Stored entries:
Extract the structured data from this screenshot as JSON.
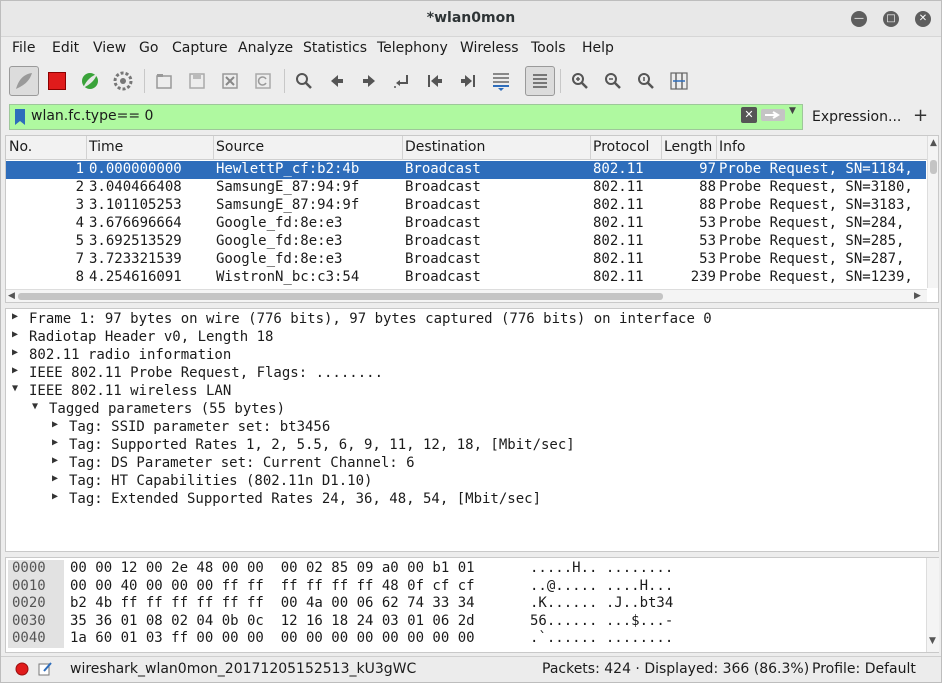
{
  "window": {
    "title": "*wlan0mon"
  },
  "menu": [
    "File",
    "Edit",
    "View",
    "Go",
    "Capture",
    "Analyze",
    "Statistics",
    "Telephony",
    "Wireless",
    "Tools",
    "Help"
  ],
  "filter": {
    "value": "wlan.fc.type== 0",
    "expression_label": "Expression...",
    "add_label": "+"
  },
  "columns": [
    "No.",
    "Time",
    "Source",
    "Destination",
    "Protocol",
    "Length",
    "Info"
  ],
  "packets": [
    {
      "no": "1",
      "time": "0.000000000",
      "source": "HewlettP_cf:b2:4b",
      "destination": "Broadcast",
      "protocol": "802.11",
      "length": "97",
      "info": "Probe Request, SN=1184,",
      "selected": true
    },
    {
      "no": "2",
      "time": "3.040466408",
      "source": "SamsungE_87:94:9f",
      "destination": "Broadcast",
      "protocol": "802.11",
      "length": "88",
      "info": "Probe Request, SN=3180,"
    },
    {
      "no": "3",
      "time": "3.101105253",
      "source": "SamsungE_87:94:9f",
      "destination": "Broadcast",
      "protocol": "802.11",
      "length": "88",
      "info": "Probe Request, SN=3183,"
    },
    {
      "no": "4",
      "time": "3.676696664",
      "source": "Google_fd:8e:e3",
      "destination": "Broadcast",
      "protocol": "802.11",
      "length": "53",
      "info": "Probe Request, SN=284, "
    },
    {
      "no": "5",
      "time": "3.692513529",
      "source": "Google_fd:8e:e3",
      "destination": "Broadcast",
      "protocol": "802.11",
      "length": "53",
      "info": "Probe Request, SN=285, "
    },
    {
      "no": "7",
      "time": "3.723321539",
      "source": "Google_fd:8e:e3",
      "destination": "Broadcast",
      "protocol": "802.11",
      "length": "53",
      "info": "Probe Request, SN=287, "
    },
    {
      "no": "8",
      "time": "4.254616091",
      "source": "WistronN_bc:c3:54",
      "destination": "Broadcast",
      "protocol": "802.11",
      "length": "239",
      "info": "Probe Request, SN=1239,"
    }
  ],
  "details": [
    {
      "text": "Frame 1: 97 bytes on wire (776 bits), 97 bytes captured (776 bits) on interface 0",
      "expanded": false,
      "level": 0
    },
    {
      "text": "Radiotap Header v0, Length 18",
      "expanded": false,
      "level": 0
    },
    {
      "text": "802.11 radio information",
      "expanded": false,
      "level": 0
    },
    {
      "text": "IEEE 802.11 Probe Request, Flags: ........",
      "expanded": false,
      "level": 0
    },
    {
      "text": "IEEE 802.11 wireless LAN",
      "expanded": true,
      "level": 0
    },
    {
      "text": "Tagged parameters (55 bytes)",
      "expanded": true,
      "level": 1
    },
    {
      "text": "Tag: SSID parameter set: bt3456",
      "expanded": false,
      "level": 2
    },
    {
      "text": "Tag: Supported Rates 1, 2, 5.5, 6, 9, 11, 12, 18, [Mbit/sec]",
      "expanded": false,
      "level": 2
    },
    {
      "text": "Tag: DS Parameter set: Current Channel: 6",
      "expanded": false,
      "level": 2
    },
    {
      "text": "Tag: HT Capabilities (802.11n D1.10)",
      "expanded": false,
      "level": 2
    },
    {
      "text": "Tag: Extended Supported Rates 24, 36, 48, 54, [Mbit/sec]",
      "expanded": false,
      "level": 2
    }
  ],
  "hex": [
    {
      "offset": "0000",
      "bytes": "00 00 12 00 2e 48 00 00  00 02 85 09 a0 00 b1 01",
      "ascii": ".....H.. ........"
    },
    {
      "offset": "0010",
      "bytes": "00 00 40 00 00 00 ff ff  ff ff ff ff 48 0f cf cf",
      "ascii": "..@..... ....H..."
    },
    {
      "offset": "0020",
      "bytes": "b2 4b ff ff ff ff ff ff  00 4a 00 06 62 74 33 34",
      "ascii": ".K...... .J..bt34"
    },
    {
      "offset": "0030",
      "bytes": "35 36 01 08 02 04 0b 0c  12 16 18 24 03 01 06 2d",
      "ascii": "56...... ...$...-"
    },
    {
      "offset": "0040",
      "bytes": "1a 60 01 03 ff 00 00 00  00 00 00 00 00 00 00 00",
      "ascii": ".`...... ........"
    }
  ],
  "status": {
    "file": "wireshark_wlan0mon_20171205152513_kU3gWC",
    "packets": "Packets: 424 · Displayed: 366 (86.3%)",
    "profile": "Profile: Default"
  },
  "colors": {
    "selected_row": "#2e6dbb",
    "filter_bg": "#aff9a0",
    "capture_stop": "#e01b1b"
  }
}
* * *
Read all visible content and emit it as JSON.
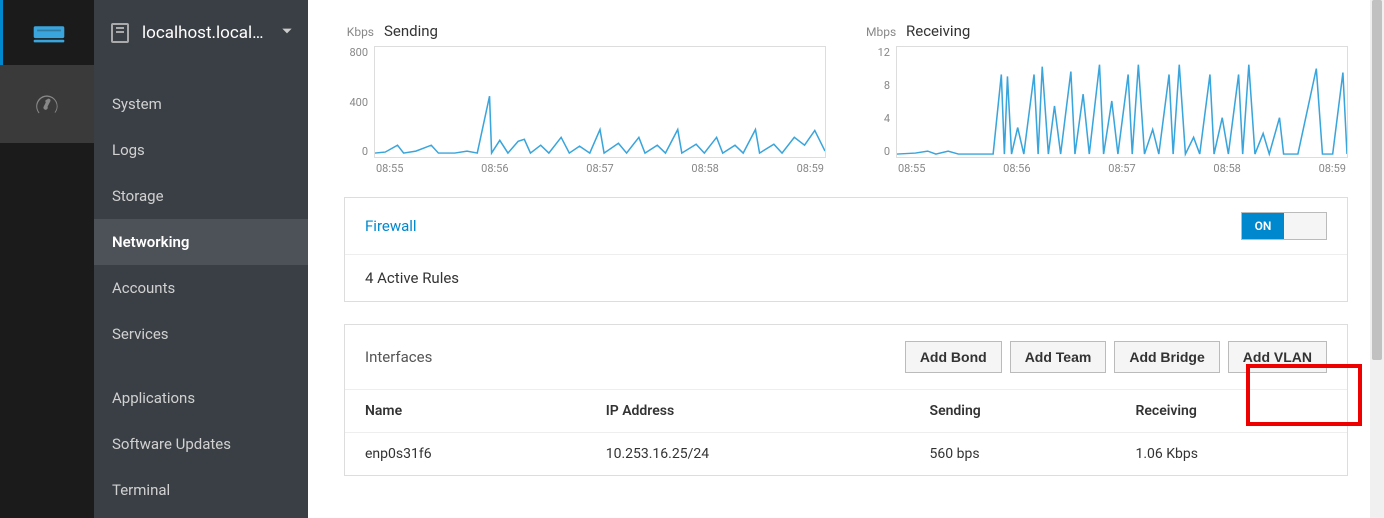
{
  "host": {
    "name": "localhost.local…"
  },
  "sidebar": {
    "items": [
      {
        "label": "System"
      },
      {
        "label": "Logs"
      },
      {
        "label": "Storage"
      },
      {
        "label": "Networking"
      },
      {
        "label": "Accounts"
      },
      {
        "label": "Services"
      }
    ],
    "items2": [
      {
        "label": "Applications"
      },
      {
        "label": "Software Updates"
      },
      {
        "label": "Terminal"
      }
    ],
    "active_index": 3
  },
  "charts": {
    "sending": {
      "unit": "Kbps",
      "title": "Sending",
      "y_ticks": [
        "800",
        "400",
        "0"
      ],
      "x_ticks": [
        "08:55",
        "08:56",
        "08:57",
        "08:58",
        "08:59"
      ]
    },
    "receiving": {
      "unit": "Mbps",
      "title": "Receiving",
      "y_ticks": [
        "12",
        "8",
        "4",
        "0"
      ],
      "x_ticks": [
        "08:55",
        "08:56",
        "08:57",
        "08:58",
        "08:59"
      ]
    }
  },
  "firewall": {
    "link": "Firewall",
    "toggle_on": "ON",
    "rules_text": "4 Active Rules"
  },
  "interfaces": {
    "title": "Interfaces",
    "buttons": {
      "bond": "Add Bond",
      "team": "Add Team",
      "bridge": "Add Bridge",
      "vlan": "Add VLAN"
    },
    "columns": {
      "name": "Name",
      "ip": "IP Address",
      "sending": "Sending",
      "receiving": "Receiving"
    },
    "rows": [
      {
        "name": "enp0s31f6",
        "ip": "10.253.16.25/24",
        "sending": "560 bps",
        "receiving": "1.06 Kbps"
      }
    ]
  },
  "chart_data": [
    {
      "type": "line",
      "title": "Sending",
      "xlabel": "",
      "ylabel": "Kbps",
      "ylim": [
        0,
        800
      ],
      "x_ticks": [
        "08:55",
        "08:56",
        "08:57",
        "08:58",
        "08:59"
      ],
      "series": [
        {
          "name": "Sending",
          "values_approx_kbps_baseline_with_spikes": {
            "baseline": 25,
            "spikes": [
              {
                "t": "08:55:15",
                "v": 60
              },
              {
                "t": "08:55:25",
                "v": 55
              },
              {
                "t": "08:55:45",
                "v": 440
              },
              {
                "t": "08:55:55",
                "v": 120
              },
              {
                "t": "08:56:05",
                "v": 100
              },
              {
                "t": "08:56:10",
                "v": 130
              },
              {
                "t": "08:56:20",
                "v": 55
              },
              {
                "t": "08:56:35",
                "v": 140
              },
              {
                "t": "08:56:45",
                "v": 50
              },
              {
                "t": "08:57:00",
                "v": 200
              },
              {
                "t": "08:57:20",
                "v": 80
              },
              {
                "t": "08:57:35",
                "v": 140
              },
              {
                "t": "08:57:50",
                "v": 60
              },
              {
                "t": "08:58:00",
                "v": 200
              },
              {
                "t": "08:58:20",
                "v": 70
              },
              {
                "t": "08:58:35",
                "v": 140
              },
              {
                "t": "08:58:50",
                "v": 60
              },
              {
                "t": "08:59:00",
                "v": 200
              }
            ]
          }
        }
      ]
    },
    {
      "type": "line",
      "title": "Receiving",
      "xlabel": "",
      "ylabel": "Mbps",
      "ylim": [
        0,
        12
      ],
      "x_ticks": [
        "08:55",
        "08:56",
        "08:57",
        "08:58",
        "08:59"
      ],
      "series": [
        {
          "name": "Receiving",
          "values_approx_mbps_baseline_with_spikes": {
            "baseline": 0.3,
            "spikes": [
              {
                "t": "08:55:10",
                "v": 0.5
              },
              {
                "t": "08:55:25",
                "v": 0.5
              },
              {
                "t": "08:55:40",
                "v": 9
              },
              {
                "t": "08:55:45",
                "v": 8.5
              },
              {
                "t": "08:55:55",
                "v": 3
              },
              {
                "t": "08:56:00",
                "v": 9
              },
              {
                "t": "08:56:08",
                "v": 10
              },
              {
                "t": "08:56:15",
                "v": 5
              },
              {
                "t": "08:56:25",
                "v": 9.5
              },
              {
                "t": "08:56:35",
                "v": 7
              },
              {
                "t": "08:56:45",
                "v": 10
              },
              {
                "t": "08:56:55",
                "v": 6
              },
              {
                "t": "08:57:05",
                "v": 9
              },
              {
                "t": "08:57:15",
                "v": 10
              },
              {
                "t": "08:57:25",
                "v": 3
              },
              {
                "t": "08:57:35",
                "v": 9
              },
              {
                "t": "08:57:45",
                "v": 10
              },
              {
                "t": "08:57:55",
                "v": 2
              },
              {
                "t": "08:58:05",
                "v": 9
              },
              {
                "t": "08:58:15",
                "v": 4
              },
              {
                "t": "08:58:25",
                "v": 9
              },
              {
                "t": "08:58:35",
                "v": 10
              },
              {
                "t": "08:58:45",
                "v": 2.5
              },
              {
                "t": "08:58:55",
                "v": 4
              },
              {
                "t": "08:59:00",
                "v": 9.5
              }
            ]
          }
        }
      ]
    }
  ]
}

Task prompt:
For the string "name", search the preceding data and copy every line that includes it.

Expected answer:
    "name": "localhost.local…"
      "name": "Name",
        "name": "enp0s31f6",
          "name": "Sending",
          "name": "Receiving",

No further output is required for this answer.